An influential group of MPs has raised questions about the Government’s plans to outlaw the so-called ‘legal high’ drugs. In particular, they said that ‘poppers’ – alkyl nitrite – that is popular with the gay community, should not be included in the list of compounds to be banned.

Following the General Election, Home Secretary Theresa May outlined plans to introduce a blanket ban on drugs that could induce changes in consciousness. This was in reaction to previous bans that affected individual drugs, but new ones appeared so quickly that legislation lagged behind.

Instead, she proposed a blanket ban on mood-altering substances.

However, critics pointed out that this could mean any substance that induced a change of mood could be outlawed. Critics said that alcohol, coffee and even the incense used in church services could fall foul of the law.

The legislation has already been introduced to the House of Commons and is due to start its committee stage. But now the Home Affairs Select Committee has warned that the Bill has been rushed through without adequate consultation on the details.

Quoting Prof Les Iversen of the Government’s Advisory Council on the Misuse of Drugs, they argue that poppers were not of such as threat to society as to justify a ban.

The committee, chaired by Keith Vaz MP, also questioned the term ‘legal high’ as it suggested that they were legal and had a desirable effect.

The term encouraged people to try them, but with something disastrous consequences.

They also point out that legislation will still lag behind use as the sale of them is moving increasingly online and beyond the reach of the authorities.

Keith Vaz said it was right to legislate on the issue as the UK saw greater use of such drugs than anywhere else in Europe and there was a danger that society would be ‘overwhelmed’ by the problem.

However, he said the legislation was ‘piecemeal’ and was being rushed through Parliament.
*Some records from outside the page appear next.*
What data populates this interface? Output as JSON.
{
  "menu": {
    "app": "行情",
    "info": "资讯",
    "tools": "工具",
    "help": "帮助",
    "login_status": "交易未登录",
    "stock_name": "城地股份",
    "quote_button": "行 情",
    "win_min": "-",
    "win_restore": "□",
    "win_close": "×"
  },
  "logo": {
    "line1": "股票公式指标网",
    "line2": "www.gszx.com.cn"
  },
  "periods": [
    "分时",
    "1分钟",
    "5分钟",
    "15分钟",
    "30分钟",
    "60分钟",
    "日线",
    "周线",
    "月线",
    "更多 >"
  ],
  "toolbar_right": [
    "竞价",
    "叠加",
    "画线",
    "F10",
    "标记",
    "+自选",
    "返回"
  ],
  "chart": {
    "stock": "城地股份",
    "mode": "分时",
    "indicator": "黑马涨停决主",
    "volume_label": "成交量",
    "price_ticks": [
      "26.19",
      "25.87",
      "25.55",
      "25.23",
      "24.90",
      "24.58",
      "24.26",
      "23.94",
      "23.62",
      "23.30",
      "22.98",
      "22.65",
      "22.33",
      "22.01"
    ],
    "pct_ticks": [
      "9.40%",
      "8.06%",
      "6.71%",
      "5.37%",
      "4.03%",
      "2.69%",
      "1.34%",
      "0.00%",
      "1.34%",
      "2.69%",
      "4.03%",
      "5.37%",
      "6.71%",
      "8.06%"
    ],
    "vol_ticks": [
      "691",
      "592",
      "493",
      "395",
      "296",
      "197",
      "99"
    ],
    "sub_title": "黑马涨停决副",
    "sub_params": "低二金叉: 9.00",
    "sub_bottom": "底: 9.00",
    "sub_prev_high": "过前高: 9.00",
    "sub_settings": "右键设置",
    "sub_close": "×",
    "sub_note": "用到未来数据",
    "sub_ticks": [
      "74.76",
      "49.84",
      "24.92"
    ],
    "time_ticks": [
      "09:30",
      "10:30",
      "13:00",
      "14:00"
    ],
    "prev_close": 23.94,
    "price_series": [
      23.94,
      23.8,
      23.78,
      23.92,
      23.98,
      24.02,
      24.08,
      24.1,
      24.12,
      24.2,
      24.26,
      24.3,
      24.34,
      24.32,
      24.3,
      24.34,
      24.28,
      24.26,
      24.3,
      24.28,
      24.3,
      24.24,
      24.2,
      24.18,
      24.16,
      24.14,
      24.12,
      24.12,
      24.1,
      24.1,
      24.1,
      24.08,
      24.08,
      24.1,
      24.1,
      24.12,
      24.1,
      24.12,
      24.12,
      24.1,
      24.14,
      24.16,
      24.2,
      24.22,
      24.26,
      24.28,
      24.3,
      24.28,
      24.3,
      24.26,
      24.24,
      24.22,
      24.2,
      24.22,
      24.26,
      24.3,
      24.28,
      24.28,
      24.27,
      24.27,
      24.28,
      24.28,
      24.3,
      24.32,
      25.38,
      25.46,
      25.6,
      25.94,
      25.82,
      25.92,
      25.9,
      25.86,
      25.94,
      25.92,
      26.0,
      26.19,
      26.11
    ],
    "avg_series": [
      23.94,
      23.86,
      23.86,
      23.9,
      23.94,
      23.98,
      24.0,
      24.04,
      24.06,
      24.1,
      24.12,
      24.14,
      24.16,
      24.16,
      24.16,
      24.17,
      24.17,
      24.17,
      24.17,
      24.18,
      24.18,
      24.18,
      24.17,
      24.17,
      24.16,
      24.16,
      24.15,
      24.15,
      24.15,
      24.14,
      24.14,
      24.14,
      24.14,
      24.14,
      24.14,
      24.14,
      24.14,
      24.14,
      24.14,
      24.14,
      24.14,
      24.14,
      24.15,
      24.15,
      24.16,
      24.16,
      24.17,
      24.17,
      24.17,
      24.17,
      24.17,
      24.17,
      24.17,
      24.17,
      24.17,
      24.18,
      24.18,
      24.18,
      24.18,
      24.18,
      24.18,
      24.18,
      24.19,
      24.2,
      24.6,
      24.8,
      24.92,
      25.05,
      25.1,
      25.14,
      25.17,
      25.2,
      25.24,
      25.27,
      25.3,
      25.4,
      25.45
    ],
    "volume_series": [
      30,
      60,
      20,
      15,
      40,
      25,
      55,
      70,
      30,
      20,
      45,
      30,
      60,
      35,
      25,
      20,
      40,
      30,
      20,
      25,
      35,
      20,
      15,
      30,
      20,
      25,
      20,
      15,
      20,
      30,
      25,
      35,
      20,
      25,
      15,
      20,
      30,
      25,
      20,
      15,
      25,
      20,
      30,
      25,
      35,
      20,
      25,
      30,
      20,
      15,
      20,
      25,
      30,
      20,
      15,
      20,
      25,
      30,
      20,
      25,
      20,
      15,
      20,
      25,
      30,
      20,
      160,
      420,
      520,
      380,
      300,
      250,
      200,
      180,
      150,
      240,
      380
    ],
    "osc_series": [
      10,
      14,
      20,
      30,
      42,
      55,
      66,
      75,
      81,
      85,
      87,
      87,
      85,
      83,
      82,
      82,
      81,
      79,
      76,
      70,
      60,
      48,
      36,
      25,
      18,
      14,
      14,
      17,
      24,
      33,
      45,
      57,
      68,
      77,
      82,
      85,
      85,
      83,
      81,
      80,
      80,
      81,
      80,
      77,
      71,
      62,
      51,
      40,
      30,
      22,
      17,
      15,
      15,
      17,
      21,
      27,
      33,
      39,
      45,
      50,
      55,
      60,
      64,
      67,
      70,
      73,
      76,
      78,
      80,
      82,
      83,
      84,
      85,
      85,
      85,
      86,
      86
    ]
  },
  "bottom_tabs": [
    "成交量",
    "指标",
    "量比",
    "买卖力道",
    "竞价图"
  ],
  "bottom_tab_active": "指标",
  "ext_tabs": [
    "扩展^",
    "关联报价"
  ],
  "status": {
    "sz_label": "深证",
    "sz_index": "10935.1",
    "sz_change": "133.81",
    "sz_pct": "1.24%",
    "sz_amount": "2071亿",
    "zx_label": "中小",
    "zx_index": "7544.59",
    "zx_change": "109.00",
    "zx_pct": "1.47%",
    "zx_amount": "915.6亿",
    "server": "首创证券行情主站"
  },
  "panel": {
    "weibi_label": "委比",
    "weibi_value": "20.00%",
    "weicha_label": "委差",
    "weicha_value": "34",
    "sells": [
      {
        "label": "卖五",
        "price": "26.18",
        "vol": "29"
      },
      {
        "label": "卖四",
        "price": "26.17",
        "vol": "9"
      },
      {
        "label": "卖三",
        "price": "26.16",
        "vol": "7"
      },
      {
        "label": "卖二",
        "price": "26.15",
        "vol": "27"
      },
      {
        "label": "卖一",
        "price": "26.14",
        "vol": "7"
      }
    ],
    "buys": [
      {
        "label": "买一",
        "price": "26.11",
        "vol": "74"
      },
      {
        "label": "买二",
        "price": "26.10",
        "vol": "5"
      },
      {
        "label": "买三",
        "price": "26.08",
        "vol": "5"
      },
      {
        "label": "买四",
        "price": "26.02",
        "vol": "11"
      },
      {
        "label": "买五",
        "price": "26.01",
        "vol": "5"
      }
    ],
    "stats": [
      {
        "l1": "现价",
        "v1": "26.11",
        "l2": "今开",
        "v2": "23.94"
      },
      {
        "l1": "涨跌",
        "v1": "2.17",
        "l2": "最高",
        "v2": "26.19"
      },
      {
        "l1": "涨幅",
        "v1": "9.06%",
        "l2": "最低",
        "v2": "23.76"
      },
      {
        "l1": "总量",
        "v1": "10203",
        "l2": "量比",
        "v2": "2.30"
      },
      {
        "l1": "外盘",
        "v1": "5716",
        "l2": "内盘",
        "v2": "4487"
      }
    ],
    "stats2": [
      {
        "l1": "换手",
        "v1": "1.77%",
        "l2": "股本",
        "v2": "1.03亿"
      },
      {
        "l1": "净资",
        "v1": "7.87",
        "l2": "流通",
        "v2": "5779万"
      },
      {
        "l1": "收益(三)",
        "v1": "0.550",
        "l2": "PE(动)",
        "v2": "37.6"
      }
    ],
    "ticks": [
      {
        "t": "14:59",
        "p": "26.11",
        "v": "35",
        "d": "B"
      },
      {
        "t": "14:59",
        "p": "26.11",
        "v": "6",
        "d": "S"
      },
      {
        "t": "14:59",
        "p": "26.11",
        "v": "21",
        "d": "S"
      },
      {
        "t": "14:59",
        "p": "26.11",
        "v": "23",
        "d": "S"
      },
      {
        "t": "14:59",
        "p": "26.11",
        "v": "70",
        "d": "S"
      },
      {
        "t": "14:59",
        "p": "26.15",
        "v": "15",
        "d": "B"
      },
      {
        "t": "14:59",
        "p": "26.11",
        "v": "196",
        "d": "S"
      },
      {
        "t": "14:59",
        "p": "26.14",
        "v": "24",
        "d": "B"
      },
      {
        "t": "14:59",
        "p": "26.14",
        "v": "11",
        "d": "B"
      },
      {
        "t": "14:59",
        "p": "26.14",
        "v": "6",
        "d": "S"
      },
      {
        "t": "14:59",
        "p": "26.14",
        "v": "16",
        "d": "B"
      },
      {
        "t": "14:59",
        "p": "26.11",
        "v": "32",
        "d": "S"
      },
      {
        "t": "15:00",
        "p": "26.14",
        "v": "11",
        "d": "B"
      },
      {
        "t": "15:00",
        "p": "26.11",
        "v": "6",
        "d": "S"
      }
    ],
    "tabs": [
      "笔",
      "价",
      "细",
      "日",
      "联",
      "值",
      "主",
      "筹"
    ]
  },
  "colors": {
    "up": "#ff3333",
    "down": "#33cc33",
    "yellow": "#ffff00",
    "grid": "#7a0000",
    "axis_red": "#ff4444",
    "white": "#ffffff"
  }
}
And he accused the Home Secretary of not listening to the advice from the Government’s own advisory council.

It is the latest run-in between the ACMD and a Home Secretary. In 2009 Prof Dominic Nutt was relieved of his position after accusing the then Home Secretary, Jacqui Smith, of ignoring advice on downgrading ecstasy, which he claimed was not of sufficient danger as to be classified as a Class A drug. Her successor, Alan Johnson, removed Prof Nutt from his post.